Cat Cafés: are they complementary or contradictory to veganism?
With news of another Cat Café opening, this time You and Meow in Bristol, there is an opportunity to consider some of the questions vegans might have for these spaces.
For a starting point, the café itself may be viewed as any other non-vegan café, though it happens to have cats, but what is the effect of having a constantly changing community of cats in a café space? What is it that would draw vegans and non-vegans into this particular café? In order to partly address these issues, a recent article from the Bristol Post stated there had been ‘widespread concern from animal rights groups over the past couple of years when it comes to cat cafés, but it seems [the owner has] taken all possible steps to ensure that when You & Meow does open, it will be the best possible environment for all of its cats.’

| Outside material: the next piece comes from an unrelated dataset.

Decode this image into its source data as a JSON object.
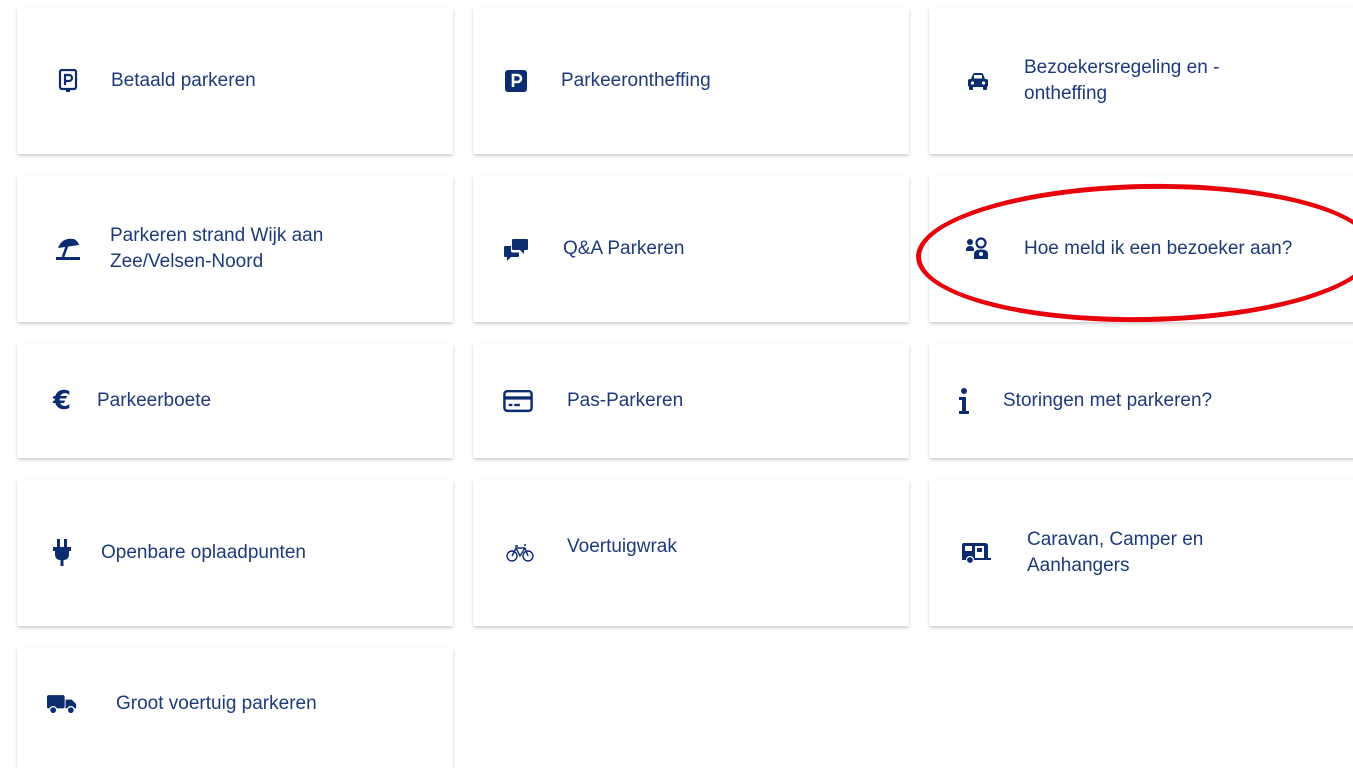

So, assuming this to be the case, we could say that from a perspective of the cats themselves, being in the cafe may lead to someone deciding to adopt them (over and above the opportunities from a shelter), so they would have a home. This would likely be a good thing for that cat, because remaining in a shelter or a café for that matter is a less than ideal situation, this is from a backdrop of human society where there are no ideal situations for cats because of the reality of domestication (or domesecration as David Nibert calls it).
Yet more broadly, why would a cafe serve non-vegan food (and I assume this one will) if they are concerned about the welfare of animals? The juxtaposition of bringing some animals into a café that we have decided to care for, whilst exploiting and harming others unnecessarily is, it would seem, absurd. Yet this reflects a general paradox in our ‘western’ society, we care for some animals which we consider companions or ‘pets’, and harm and eat others we consider to be food animals. Yet because of speciesism, both are exploited, but in different ways. The fact that cats need shelters also says that our caring capacity for cats is somewhat limited, whilst we allow dogs to be killed in shelters so that people can buy from breeders. Whilst all the time overlooking the fundamental problems of domestication and dependency, so it seems that as a society we just continue to primarily view cats and other animals in such a way as they have value to us.

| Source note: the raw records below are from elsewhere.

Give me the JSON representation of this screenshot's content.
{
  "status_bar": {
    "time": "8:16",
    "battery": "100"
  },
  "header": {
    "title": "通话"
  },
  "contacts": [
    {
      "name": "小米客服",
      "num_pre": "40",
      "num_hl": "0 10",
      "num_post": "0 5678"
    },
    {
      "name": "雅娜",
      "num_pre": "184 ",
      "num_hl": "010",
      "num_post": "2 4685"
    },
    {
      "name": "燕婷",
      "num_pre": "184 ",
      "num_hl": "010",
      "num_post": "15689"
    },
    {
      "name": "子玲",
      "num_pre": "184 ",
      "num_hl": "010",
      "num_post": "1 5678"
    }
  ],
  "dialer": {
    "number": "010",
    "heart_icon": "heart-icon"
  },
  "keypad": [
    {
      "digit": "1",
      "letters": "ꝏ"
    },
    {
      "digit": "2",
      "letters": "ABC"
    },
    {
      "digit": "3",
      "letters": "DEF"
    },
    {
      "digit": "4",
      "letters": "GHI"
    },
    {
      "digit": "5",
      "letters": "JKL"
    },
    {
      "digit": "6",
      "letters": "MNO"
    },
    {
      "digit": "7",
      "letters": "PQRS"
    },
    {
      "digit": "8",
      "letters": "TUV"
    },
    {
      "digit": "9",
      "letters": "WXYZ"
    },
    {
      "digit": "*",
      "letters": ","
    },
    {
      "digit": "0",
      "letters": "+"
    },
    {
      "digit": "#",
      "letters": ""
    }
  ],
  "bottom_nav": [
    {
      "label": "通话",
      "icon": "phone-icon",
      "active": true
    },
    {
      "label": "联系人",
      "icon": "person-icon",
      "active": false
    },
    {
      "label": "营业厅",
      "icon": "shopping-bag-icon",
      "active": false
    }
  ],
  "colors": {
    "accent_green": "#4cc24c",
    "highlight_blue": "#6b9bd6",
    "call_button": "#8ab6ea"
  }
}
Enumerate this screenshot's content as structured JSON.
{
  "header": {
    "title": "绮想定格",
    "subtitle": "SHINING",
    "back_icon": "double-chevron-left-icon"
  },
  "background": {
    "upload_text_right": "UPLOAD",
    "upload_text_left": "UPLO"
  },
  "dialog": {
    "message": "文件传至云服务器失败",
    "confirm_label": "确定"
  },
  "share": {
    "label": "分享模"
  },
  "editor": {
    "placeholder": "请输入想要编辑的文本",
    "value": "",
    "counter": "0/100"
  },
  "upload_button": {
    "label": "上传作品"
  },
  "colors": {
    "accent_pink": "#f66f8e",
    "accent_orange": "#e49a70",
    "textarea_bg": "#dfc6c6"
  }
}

Cat Cafés don’t seem to address any of the issues with speciesism, but neither do most standard cafés. However, do they exacerbate them and reinforce ideas about ‘caring’ for some and not others? I think this is arguably the case, though we could also suggest that people might connect the animals that died for the sandwich they chose to eat, to another living non-human animal in the room, and wonder about those issues. Though the café itself most likely wouldn’t be set up to encourage that line of thinking, instead the context is probably removed in a similar way to that found in most single issue campaigns. Whilst the idea of cats as objects of consumption has been maintained, rather than an alternative view presented of cats as actual persons whose rights (to freedom and autonomy) are systematically being violated.
But what if the café had a completely plant based menu? Maybe they also draw attention to various forms of exploitation, and the system of speciesism, whilst they also want to help cats find new homes. I think possibly this is something that could be supported, yet with most of these business ventures people want to focus on the positives and minimise negative aspects, or those issues that might impact levels of custom, so they could be reluctant to consider the issue of speciesism to avoid discomforting customers. It also isn’t something that mainstream society seems to consider to be an important issue, whilst the question of using cats to attract customers for a money making enterprise remains. This process continues to normalise the idea that animals are here for our use and entertainment, which we might consider to be little different from a petting zoo that we wouldn’t attend. Of course, we live far from an ideal world and we need to do the best we can from within that situation, yet the fact remains we can often do far better, and one thing we can start with is veganism. If the people running the Cat Cafés that rehomed cats embraced ideas of veganism and anti-speciesism I might at least consider going, otherwise they seem to play into cultural norms that reinforce speciesism and animal exploitation, that would be over and above a standard cafe where you might find a vegan menu alongside the animals they serve on plates. As it stands Cat Cafés seem to play into the idea that people can care about animals, even whilst they sit down to eat them.
Holly Hedge Animal Sanctuary not partnering with proposed cafe
Pet Sense – dog, cat & rabbit behaviour STATEMENT ABOUT CAT CAFES
NEW! Bristol cat cafe slammed by animal welfare charities:
Bristol & Wales Cat Rescue position on cate cafes:
An article covering an animal rights view of domestication:
An article discussing a Cat café in London:
An article discussing a Cat café in Manchester:
Cats Protection statement on Cat Cafés:
David Nibert discusses domesecration:
Bristol Cat Café